(Exercise details) Copy each line of the data that has "value" in it.
┌──
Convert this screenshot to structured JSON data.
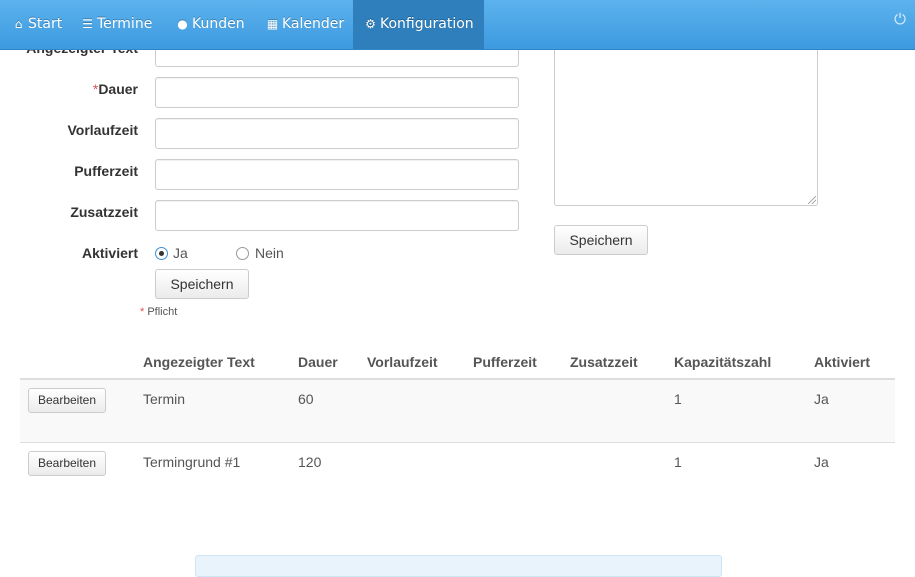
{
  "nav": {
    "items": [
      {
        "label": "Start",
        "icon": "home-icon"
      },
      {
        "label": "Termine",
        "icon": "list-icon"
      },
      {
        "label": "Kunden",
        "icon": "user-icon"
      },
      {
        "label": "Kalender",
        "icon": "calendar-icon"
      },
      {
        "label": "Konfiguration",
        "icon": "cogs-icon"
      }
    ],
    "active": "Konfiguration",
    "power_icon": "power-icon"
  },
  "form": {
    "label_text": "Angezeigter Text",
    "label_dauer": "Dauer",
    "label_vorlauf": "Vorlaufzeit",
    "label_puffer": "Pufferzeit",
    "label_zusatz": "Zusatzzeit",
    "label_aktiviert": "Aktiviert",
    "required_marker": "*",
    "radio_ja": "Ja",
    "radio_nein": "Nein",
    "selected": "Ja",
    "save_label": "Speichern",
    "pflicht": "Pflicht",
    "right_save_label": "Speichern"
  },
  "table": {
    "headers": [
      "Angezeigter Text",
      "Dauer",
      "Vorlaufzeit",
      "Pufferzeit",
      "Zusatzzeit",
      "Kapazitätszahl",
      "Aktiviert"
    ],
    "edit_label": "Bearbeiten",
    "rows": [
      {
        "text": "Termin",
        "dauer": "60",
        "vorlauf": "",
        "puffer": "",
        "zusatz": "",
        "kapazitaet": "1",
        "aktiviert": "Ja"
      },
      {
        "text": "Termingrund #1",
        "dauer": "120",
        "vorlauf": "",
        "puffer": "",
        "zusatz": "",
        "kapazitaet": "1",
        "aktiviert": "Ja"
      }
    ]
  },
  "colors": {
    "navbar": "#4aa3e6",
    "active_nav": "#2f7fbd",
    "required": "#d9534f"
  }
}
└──
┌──
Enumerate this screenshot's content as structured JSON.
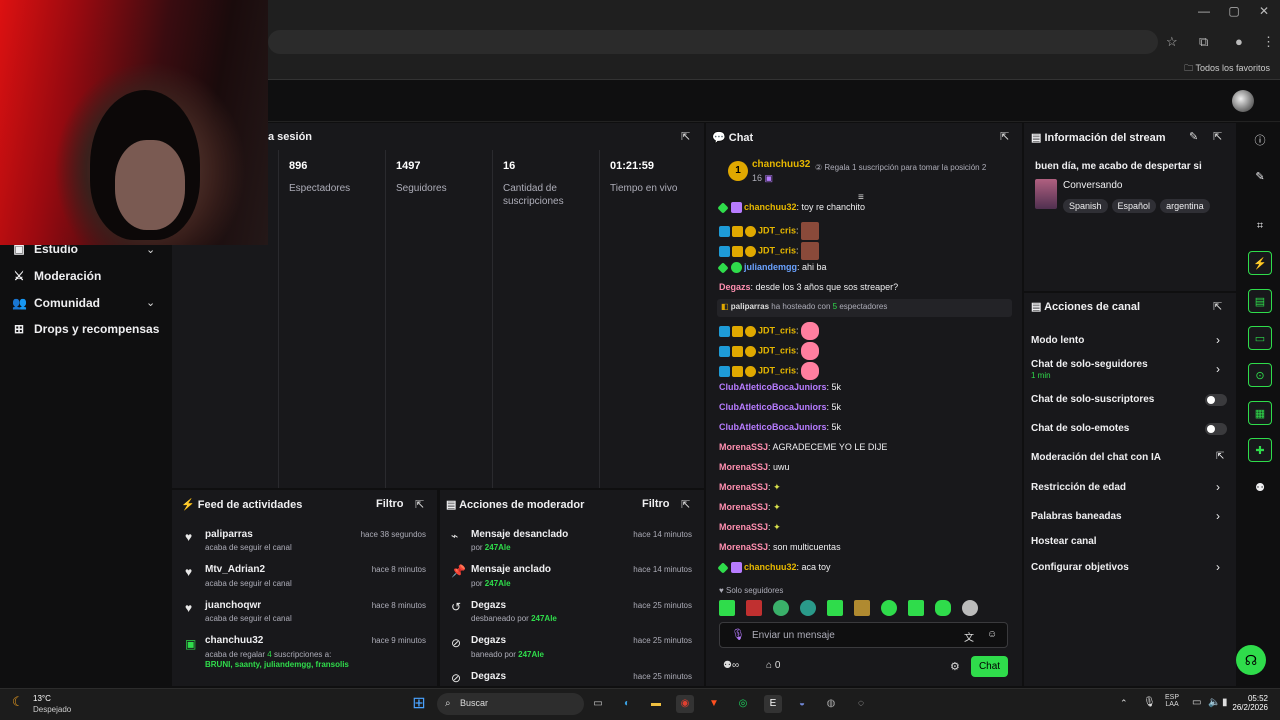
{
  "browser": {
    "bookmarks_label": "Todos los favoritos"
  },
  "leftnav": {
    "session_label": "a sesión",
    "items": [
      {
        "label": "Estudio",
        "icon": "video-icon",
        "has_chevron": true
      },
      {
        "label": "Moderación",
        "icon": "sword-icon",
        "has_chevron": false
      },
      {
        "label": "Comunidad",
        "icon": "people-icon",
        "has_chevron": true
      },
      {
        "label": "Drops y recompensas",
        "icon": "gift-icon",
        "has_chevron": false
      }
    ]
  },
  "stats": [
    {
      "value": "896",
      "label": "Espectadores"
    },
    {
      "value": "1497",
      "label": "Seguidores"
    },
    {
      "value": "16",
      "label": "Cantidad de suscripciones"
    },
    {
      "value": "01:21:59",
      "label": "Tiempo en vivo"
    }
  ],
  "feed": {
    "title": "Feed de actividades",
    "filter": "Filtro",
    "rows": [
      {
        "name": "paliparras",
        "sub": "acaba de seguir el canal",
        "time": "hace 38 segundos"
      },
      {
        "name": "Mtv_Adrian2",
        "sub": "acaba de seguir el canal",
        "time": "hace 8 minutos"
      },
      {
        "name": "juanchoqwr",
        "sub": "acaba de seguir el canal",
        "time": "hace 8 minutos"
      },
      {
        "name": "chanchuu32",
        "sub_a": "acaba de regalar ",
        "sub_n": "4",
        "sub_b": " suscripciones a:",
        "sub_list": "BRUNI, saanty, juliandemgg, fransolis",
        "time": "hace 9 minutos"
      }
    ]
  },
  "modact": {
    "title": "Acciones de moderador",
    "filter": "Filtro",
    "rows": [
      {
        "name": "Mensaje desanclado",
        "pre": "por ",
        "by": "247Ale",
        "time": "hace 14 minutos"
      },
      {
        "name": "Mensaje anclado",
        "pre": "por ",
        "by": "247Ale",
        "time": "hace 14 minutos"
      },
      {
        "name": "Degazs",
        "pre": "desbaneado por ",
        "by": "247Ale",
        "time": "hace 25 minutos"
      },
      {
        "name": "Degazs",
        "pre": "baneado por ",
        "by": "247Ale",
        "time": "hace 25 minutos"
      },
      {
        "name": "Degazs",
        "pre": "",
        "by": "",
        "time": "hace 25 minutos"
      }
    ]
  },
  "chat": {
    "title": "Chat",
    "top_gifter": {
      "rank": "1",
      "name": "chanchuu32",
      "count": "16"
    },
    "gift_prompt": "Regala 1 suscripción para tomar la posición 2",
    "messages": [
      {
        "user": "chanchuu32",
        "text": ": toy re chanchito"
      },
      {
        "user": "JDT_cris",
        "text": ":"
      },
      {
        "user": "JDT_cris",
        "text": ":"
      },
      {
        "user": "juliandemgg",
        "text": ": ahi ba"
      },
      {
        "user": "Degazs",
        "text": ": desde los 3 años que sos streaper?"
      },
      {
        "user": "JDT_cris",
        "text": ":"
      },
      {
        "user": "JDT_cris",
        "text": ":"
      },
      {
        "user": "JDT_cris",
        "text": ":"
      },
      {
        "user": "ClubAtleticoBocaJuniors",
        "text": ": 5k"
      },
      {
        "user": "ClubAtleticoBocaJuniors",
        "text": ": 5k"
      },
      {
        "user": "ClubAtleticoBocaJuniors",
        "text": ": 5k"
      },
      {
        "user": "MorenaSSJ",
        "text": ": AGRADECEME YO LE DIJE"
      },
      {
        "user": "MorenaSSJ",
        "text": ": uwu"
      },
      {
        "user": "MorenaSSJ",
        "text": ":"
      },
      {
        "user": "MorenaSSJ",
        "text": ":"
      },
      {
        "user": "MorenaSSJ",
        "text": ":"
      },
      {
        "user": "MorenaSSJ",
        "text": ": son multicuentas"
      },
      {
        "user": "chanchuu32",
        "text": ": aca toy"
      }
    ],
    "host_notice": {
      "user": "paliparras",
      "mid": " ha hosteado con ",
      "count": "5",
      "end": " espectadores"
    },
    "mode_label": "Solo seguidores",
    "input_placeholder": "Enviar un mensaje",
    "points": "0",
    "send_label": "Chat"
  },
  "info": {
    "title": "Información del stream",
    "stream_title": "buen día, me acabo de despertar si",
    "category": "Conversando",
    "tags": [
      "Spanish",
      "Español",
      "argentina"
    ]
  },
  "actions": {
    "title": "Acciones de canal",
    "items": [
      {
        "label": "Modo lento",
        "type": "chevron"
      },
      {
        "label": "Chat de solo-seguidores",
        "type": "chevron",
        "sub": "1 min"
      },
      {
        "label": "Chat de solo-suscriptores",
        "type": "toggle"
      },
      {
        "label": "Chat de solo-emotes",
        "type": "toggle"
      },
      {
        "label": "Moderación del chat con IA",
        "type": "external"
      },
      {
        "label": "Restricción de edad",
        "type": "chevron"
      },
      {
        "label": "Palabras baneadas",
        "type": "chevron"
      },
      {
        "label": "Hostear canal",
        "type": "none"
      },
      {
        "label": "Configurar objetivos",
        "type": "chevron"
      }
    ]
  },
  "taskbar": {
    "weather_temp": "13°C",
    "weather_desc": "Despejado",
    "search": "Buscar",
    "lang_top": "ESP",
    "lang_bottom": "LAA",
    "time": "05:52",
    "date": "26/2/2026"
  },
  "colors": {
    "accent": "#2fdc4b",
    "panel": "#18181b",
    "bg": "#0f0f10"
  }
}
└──
(Answer box)
      "value": "896",
      "value": "1497",
      "value": "16",
      "value": "01:21:59",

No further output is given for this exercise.